- [DATASET RECORDS]
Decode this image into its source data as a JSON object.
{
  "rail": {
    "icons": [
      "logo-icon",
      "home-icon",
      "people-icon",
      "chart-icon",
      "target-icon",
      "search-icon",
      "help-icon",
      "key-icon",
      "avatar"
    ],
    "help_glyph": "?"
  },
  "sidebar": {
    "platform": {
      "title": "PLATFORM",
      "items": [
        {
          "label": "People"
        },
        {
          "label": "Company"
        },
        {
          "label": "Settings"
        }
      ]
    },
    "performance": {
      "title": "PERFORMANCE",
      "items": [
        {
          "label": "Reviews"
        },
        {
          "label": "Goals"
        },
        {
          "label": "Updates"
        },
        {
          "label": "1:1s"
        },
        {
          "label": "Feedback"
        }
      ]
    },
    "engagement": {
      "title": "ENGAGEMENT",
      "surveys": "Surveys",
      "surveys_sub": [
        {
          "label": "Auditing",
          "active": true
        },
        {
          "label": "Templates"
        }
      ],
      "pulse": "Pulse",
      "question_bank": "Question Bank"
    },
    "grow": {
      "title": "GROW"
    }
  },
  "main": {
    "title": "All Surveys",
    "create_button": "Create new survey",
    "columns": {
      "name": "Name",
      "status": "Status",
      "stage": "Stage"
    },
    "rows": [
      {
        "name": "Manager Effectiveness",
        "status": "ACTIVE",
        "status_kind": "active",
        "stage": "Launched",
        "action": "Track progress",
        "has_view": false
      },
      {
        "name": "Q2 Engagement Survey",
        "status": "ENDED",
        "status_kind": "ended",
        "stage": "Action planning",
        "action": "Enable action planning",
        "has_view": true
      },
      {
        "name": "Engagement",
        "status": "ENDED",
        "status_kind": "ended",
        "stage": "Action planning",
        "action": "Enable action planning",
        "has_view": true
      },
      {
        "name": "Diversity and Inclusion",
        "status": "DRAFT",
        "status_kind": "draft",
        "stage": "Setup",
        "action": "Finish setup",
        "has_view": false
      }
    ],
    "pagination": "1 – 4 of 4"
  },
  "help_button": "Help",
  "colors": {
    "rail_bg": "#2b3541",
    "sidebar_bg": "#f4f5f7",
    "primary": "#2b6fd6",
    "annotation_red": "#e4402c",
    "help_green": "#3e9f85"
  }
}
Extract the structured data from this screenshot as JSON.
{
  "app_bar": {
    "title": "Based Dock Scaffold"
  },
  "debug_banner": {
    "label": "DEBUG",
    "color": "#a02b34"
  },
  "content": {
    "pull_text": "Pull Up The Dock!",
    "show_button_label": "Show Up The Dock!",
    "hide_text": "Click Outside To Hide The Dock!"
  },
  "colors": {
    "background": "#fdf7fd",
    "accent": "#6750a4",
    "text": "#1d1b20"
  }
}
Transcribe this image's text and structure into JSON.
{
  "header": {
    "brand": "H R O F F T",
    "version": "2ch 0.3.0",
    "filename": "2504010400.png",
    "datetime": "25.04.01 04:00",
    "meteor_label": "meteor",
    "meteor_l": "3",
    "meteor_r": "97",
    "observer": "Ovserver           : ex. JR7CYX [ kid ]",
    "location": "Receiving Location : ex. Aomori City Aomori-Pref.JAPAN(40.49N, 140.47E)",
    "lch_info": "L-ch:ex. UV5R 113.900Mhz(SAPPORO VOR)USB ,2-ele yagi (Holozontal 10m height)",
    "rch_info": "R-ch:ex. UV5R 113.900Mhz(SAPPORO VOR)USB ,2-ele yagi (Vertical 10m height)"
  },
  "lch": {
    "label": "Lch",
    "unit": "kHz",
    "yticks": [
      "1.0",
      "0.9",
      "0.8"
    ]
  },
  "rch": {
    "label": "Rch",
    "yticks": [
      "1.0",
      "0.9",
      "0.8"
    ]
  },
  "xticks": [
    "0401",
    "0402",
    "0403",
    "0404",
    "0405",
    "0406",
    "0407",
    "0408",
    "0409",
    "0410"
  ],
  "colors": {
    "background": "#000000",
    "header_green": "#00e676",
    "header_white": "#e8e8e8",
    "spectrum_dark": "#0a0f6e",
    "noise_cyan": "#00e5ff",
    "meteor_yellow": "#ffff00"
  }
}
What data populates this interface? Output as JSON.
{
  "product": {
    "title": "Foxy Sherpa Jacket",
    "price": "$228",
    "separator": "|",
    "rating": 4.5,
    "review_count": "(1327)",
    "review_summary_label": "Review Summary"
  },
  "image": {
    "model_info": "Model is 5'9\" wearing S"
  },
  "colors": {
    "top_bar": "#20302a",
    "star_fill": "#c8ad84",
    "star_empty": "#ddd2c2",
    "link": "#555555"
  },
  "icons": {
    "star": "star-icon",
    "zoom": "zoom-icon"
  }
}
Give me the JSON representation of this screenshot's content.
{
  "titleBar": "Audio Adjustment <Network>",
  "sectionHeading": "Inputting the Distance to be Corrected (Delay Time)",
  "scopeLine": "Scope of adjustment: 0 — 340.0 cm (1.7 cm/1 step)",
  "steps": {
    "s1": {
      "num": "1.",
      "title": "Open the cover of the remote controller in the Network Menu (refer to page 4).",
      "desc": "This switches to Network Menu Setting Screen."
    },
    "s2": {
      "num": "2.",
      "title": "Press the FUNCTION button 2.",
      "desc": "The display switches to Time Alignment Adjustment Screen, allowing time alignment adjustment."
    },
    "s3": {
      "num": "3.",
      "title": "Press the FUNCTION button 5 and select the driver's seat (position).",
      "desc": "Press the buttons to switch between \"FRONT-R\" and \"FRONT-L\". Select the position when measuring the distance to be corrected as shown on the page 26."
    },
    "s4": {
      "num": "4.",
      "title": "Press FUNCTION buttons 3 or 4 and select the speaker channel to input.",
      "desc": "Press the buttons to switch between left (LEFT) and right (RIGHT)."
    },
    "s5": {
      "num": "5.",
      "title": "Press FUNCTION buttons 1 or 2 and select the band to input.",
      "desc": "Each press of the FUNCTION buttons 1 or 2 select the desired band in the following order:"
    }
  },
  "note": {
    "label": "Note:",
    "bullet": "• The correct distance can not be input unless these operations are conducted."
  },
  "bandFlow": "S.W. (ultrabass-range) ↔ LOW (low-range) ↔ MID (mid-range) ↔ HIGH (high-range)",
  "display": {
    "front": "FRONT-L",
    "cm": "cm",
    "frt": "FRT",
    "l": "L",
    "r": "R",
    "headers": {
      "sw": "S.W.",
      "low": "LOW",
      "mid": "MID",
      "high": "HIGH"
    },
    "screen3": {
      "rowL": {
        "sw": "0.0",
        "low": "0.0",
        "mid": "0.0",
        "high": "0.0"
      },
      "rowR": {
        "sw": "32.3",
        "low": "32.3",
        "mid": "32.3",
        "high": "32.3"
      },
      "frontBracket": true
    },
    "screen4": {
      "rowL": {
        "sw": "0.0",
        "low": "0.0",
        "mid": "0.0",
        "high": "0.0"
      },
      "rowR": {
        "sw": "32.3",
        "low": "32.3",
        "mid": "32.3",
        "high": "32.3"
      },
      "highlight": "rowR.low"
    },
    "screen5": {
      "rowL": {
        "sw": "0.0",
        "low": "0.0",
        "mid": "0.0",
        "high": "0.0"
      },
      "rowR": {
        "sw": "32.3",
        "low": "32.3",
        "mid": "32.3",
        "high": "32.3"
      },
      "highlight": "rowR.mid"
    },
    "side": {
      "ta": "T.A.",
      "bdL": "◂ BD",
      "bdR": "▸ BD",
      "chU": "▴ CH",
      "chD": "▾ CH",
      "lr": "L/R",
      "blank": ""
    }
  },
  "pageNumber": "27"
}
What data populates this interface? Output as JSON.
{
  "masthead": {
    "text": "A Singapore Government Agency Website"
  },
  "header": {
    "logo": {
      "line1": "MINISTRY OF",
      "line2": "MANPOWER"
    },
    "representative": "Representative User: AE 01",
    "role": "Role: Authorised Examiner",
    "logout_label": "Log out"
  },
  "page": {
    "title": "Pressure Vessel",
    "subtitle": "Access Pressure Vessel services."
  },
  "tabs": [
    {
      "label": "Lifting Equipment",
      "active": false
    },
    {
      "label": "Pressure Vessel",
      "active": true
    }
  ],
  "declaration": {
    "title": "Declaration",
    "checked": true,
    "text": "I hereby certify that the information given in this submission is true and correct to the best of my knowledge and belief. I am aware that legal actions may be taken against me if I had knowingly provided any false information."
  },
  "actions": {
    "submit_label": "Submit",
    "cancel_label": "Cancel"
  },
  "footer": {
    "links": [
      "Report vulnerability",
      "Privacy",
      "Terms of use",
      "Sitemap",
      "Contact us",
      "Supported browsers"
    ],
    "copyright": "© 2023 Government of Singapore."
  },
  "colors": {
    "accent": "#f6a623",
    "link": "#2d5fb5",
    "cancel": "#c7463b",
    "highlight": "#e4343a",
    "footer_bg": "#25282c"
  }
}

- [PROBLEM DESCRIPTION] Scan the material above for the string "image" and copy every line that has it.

- [COMPLETED TASK]
Decode this image into its source data as a JSON object.
Transcribe this image's text and structure into JSON.
  "image": {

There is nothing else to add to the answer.